In September 2019, German Ambassador to Qatar Hans-Udo Muzel, praised the upcoming tour of two high-level delegations from Germany to the Arab nation with proven natural gas reserves of approximately 25 trillion cubic metres calling the LNG terminal project "vital for Germany".
Given that one of the LNG terminals may be built in Stade, a small town in Lower Saxony, Stephan Weil's Qatar tour takes on new significance. Weil is seeking to enhance cooperation with Qatar doubling down on promoting LNG projects despite numerous expert warnings about negative climatic and environmental consequences, as well as financial risks.
According to The Peninsula, an English language Qatari daily, if Weil's talks with Doha prove successful, German companies will be purchasing LNG directly from Qatar. Additionally, the peninsular Arab country's energy giant Qatar Petroleum may also invest in new LNG terminals in Germany.
About one year ago, the world's largest LNG exporting company, Qatar Petroleum, made it clear that it is interested in investing in Germany's LNG endeavours. In Novermber 2018, Qatar's Ambassador to Germany, Saoud Bin Abdulrahman Al Thani, visited a potential construction site in Jade Bay, Wilhelmshaven.
Earlier, in September 2018, Qatar inked a long-term contract for LNG import capacity with Germany’s energy giant RWE, which considers the development of a potential LNG site in Brunsbüttel.
Canada's Super-Chilled Fuel as Germany's Source of Energy
Apart from Qatar, Germany regards Canada's super-chilled fuel as yet another source of energy.
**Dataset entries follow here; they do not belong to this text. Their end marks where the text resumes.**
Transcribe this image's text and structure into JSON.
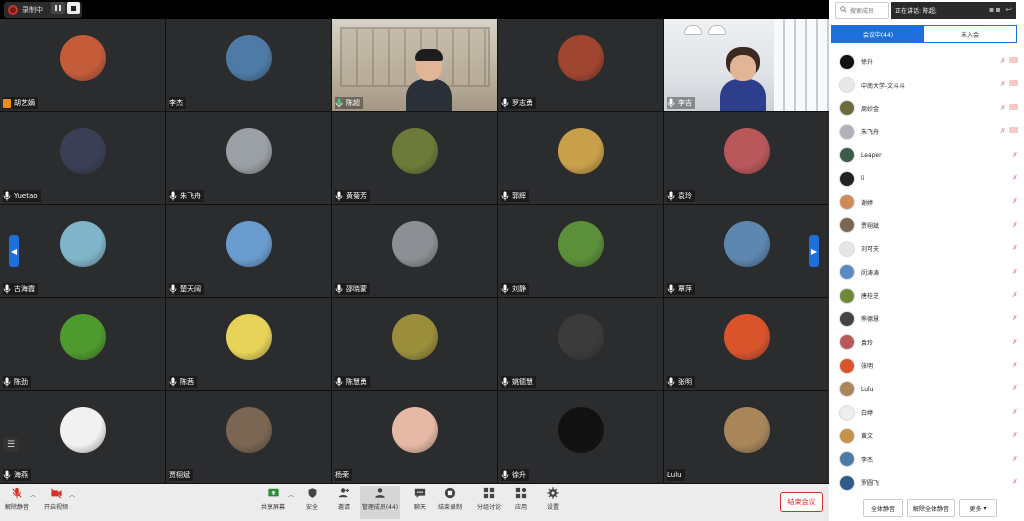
{
  "recording": {
    "label": "录制中"
  },
  "grid": {
    "tiles": [
      {
        "name": "胡艺嫡",
        "kind": "avatar",
        "color": "#c45c3a",
        "host": true
      },
      {
        "name": "李杰",
        "kind": "avatar",
        "color": "#4d7ba6",
        "nomic": true
      },
      {
        "name": "陈超",
        "kind": "video1"
      },
      {
        "name": "罗志勇",
        "kind": "avatar",
        "color": "#a0452f"
      },
      {
        "name": "李吉",
        "kind": "video2"
      },
      {
        "name": "Yuetao",
        "kind": "avatar",
        "color": "#3a3f55"
      },
      {
        "name": "朱飞舟",
        "kind": "avatar",
        "color": "#9aa0a5"
      },
      {
        "name": "黄菊芳",
        "kind": "avatar",
        "color": "#6d7a3a"
      },
      {
        "name": "郭辉",
        "kind": "avatar",
        "color": "#c9a04a"
      },
      {
        "name": "袁玲",
        "kind": "avatar",
        "color": "#b9585a"
      },
      {
        "name": "古海霞",
        "kind": "avatar",
        "color": "#7fb4c9"
      },
      {
        "name": "楚天阔",
        "kind": "avatar",
        "color": "#6a9ccf"
      },
      {
        "name": "邵晓蒙",
        "kind": "avatar",
        "color": "#8c8f93"
      },
      {
        "name": "刘静",
        "kind": "avatar",
        "color": "#5c8f3a"
      },
      {
        "name": "覃萍",
        "kind": "avatar",
        "color": "#5d86b0"
      },
      {
        "name": "陈劲",
        "kind": "avatar",
        "color": "#4f9a2e"
      },
      {
        "name": "陈茜",
        "kind": "avatar",
        "color": "#e7d35a"
      },
      {
        "name": "陈慧勇",
        "kind": "avatar",
        "color": "#9a8e3a"
      },
      {
        "name": "姚德慧",
        "kind": "avatar",
        "color": "#3b3b3b"
      },
      {
        "name": "张明",
        "kind": "avatar",
        "color": "#d9542b"
      },
      {
        "name": "海燕",
        "kind": "avatar",
        "color": "#f1f1f1"
      },
      {
        "name": "贾栩斌",
        "kind": "avatar",
        "color": "#7a6652",
        "nomic": true
      },
      {
        "name": "杨荣",
        "kind": "avatar",
        "color": "#e6b9a6",
        "nomic": true
      },
      {
        "name": "徐升",
        "kind": "avatar",
        "color": "#111111"
      },
      {
        "name": "Lulu",
        "kind": "avatar",
        "color": "#a8865a",
        "nomic": true
      }
    ]
  },
  "toolbar": {
    "mute": "解除静音",
    "video": "开启视频",
    "share": "共享屏幕",
    "security": "安全",
    "invite": "邀请",
    "members": "管理成员(44)",
    "chat": "聊天",
    "stop_record": "结束录制",
    "breakout": "分组讨论",
    "apps": "应用",
    "settings": "设置",
    "end_meeting": "结束会议"
  },
  "panel": {
    "search_placeholder": "搜索成员",
    "speaking": "正在讲话: 陈超;",
    "tab_in": "会议中(44)",
    "tab_out": "未入会",
    "members": [
      {
        "name": "徐升",
        "color": "#111111",
        "cam": true
      },
      {
        "name": "中南大学-文斗斗",
        "color": "#e8e8e8",
        "cam": true
      },
      {
        "name": "周妙金",
        "color": "#6f6a3c",
        "cam": true
      },
      {
        "name": "朱飞舟",
        "color": "#b0b4b8",
        "cam": true
      },
      {
        "name": "Leaper",
        "color": "#3a5a4a"
      },
      {
        "name": "li",
        "color": "#222222"
      },
      {
        "name": "谢婷",
        "color": "#d08a5a"
      },
      {
        "name": "贾栩斌",
        "color": "#7a6652"
      },
      {
        "name": "刘可夫",
        "color": "#e5e5e5"
      },
      {
        "name": "闵涛涛",
        "color": "#5a8ac0"
      },
      {
        "name": "唐桂芝",
        "color": "#6c8a3a"
      },
      {
        "name": "熊德慧",
        "color": "#444444"
      },
      {
        "name": "袁玲",
        "color": "#b9585a"
      },
      {
        "name": "张明",
        "color": "#d9542b"
      },
      {
        "name": "Lulu",
        "color": "#a8865a"
      },
      {
        "name": "白婷",
        "color": "#eeeeee"
      },
      {
        "name": "黄文",
        "color": "#c4924a"
      },
      {
        "name": "李杰",
        "color": "#4d7ba6"
      },
      {
        "name": "罗圆飞",
        "color": "#2f5a8a"
      }
    ],
    "mute_all": "全体静音",
    "unmute_all": "解除全体静音",
    "more": "更多"
  }
}
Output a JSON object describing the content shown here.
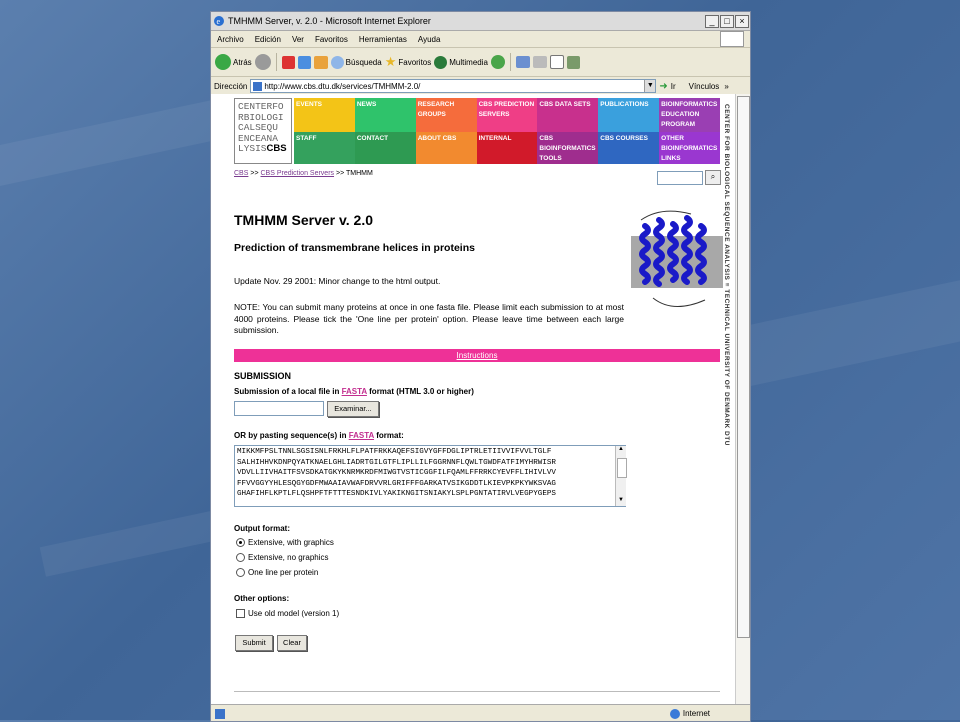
{
  "window": {
    "title": "TMHMM Server, v. 2.0 - Microsoft Internet Explorer",
    "controls": [
      "_",
      "□",
      "×"
    ]
  },
  "menu": [
    "Archivo",
    "Edición",
    "Ver",
    "Favoritos",
    "Herramientas",
    "Ayuda"
  ],
  "toolbar": {
    "back": "Atrás",
    "search": "Búsqueda",
    "favorites": "Favoritos",
    "multimedia": "Multimedia"
  },
  "address": {
    "label": "Dirección",
    "url": "http://www.cbs.dtu.dk/services/TMHMM-2.0/",
    "go": "Ir",
    "links": "Vínculos"
  },
  "logo": {
    "lines": [
      "CENTERFO",
      "RBIOLOGI",
      "CALSEQU",
      "ENCEANA",
      "LYSIS"
    ],
    "abbr": "CBS"
  },
  "nav": [
    {
      "label": "EVENTS",
      "color": "#f3c417"
    },
    {
      "label": "NEWS",
      "color": "#2fc36b"
    },
    {
      "label": "RESEARCH GROUPS",
      "color": "#f56c3c"
    },
    {
      "label": "CBS PREDICTION SERVERS",
      "color": "#ef3e86"
    },
    {
      "label": "CBS DATA SETS",
      "color": "#c8308d"
    },
    {
      "label": "PUBLICATIONS",
      "color": "#3aa0dd"
    },
    {
      "label": "BIOINFORMATICS EDUCATION PROGRAM",
      "color": "#9a3fb3"
    },
    {
      "label": "STAFF",
      "color": "#34a15d"
    },
    {
      "label": "CONTACT",
      "color": "#2e9a52"
    },
    {
      "label": "ABOUT CBS",
      "color": "#f28a2f"
    },
    {
      "label": "INTERNAL",
      "color": "#d11a2a"
    },
    {
      "label": "CBS BIOINFORMATICS TOOLS",
      "color": "#9f2d8e"
    },
    {
      "label": "CBS COURSES",
      "color": "#2f67c1"
    },
    {
      "label": "OTHER BIOINFORMATICS LINKS",
      "color": "#9a37d0"
    }
  ],
  "side_text": "CENTER FOR BIOLOGICAL SEQUENCE ANALYSIS ≡ TECHNICAL UNIVERSITY OF DENMARK DTU",
  "breadcrumb": {
    "home": "CBS",
    "sep1": ">>",
    "servers": "CBS Prediction Servers",
    "sep2": ">>",
    "current": "TMHMM"
  },
  "page": {
    "title": "TMHMM Server v. 2.0",
    "subtitle": "Prediction of transmembrane helices in proteins",
    "update": "Update Nov. 29 2001: Minor change to the html output.",
    "note": "NOTE: You can submit many proteins at once in one fasta file. Please limit each submission to at most 4000 proteins. Please tick the 'One line per protein' option. Please leave time between each large submission.",
    "instructions": "Instructions"
  },
  "submission": {
    "heading": "SUBMISSION",
    "file_label_pre": "Submission of a local file in ",
    "fasta": "FASTA",
    "file_label_post": " format (HTML 3.0 or higher)",
    "browse": "Examinar...",
    "paste_label_pre": "OR by pasting sequence(s) in ",
    "paste_label_post": " format:",
    "sequence": "MIKKMFPSLTNNLSGSISNLFRKHLFLPATFRKKAQEFSIGVYGFFDGLIPTRLETIIVVIFVVLTGLF\nSALHIHHVKDNPQYATKNAELGHLIADRTGILGTFLIPLLILFGGRNNFLQWLTGWDFATFIMYHRWISR\nVDVLLIIVHAITFSVSDKATGKYKNRMKRDFMIWGTVSTICGGFILFQAMLFFRRKCYEVFFLIHIVLVV\nFFVVGGYYHLESQGYGDFMWAAIAVWAFDRVVRLGRIFFFGARKATVSIKGDDTLKIEVPKPKYWKSVAG\nGHAFIHFLKPTLFLQSHPFTFTTTESNDKIVLYAKIKNGITSNIAKYLSPLPGNTATIRVLVEGPYGEPS"
  },
  "output": {
    "heading": "Output format:",
    "options": [
      "Extensive, with graphics",
      "Extensive, no graphics",
      "One line per protein"
    ],
    "selected": 0
  },
  "other": {
    "heading": "Other options:",
    "old_model": "Use old model (version 1)"
  },
  "buttons": {
    "submit": "Submit",
    "clear": "Clear"
  },
  "status": {
    "zone": "Internet"
  }
}
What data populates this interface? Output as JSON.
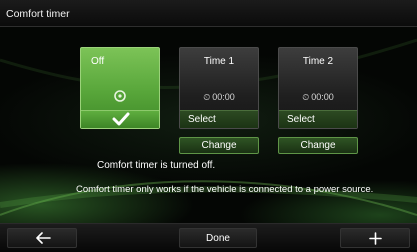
{
  "window": {
    "title": "Comfort timer"
  },
  "tiles": [
    {
      "label": "Off",
      "selected": true
    },
    {
      "label": "Time 1",
      "time": "00:00",
      "select_label": "Select"
    },
    {
      "label": "Time 2",
      "time": "00:00",
      "select_label": "Select"
    }
  ],
  "change_buttons": [
    "Change",
    "Change"
  ],
  "status": "Comfort timer is turned off.",
  "info": "Comfort timer only works if the vehicle is connected to a power source.",
  "bottom_bar": {
    "done_label": "Done",
    "back_icon": "back-arrow-icon",
    "plus_icon": "plus-icon"
  },
  "colors": {
    "accent": "#5fae3f",
    "background": "#040604"
  }
}
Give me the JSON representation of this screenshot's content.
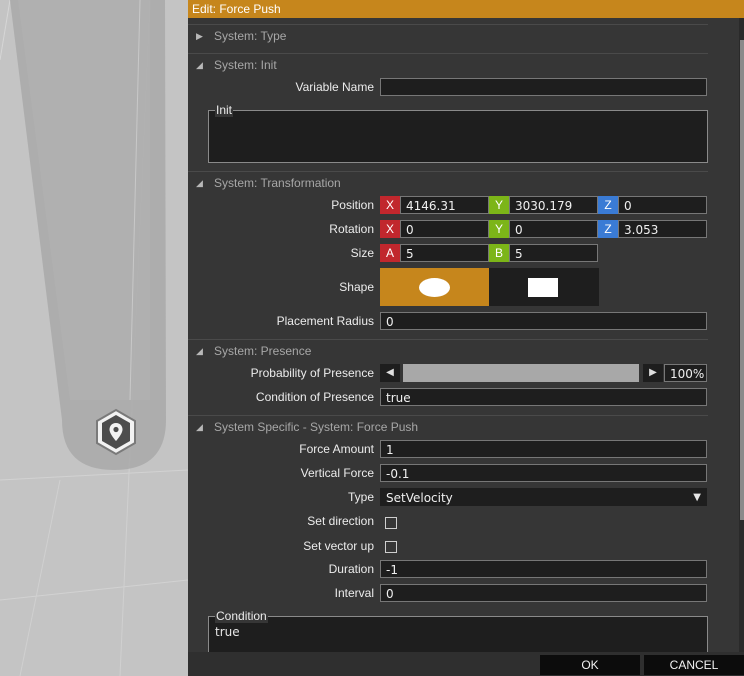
{
  "dialog": {
    "title": "Edit: Force Push",
    "ok_label": "OK",
    "cancel_label": "CANCEL"
  },
  "sections": {
    "type": {
      "title": "System: Type",
      "collapsed": true
    },
    "init": {
      "title": "System: Init",
      "variable_name_label": "Variable Name",
      "variable_name_value": "",
      "init_group_label": "Init",
      "init_value": ""
    },
    "transformation": {
      "title": "System: Transformation",
      "position_label": "Position",
      "position": {
        "x_axis": "X",
        "x": "4146.31",
        "y_axis": "Y",
        "y": "3030.179",
        "z_axis": "Z",
        "z": "0"
      },
      "rotation_label": "Rotation",
      "rotation": {
        "x_axis": "X",
        "x": "0",
        "y_axis": "Y",
        "y": "0",
        "z_axis": "Z",
        "z": "3.053"
      },
      "size_label": "Size",
      "size": {
        "a_axis": "A",
        "a": "5",
        "b_axis": "B",
        "b": "5"
      },
      "shape_label": "Shape",
      "shape_selected": "ellipse",
      "placement_radius_label": "Placement Radius",
      "placement_radius_value": "0"
    },
    "presence": {
      "title": "System: Presence",
      "probability_label": "Probability of Presence",
      "probability_value": "100%",
      "probability_fraction": 1.0,
      "condition_label": "Condition of Presence",
      "condition_value": "true"
    },
    "specific": {
      "title": "System Specific - System: Force Push",
      "force_amount_label": "Force Amount",
      "force_amount_value": "1",
      "vertical_force_label": "Vertical Force",
      "vertical_force_value": "-0.1",
      "type_label": "Type",
      "type_value": "SetVelocity",
      "set_direction_label": "Set direction",
      "set_direction_checked": false,
      "set_vector_up_label": "Set vector up",
      "set_vector_up_checked": false,
      "duration_label": "Duration",
      "duration_value": "-1",
      "interval_label": "Interval",
      "interval_value": "0",
      "condition_group_label": "Condition",
      "condition_value": "true"
    }
  },
  "colors": {
    "title_bar": "#c6861c",
    "axis_x": "#c1272d",
    "axis_y": "#7cb518",
    "axis_z": "#3a7bd5",
    "shape_selected_bg": "#c6861c"
  },
  "icons": {
    "viewport_marker": "map-pin-hexagon-icon",
    "collapsed": "triangle-right-icon",
    "expanded": "triangle-down-icon",
    "dropdown": "triangle-down-icon"
  }
}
In 2013, Germany's Uniper, the country's largest utility, concluded a 20-year deal with Canada's Pieridae Energy for 5 million tonnes of hydrocarbons a year produced by its first train.
To that end Pieridae is going to build an LNG export terminal on Canada’s East Coast having recently purchased gas fields from Royal Dutch Shell. The Goldboro LNG terminal is set to compete with the US Gulf Coast's liquefied natural gas industry due to its shorter distance to Europe which would help it cut LNG shipping costs.
According to the CBC, in 2018, the German government offered Pieridae $4.5-billion in loan guarantees for the project which reportedly envisages the delivery of "non-frac" gas in the first train. There are a lot of concerns that "fracking" technology based on injecting water and chemicals underground to release natural gas is fraught with dramatic environmental risks.
Nord Stream 2 to Become Operational in Mid-2020
While the completion of reception terminals in Germany and Pieridae's exporting terminal is an issue for the distant future, the Gazprom-led Nord Stream 2 is expected to become operational in the middle of 2020, as Deputy Prime Minister Dmitry Kozak outlined on 21 November.
On 30 October, Denmark finally gave the green light to the pipeline project. The country's permit removed the last hurdle in the path of the 1,230-km-long pipeline under the Baltic Sea connecting Russia to Germany. For its part, Germany's Bundestag approved amendments to a law governing the Nord Stream 2 gas pipeline on 13 November in order to make it compliant with the EU's Gas Directive.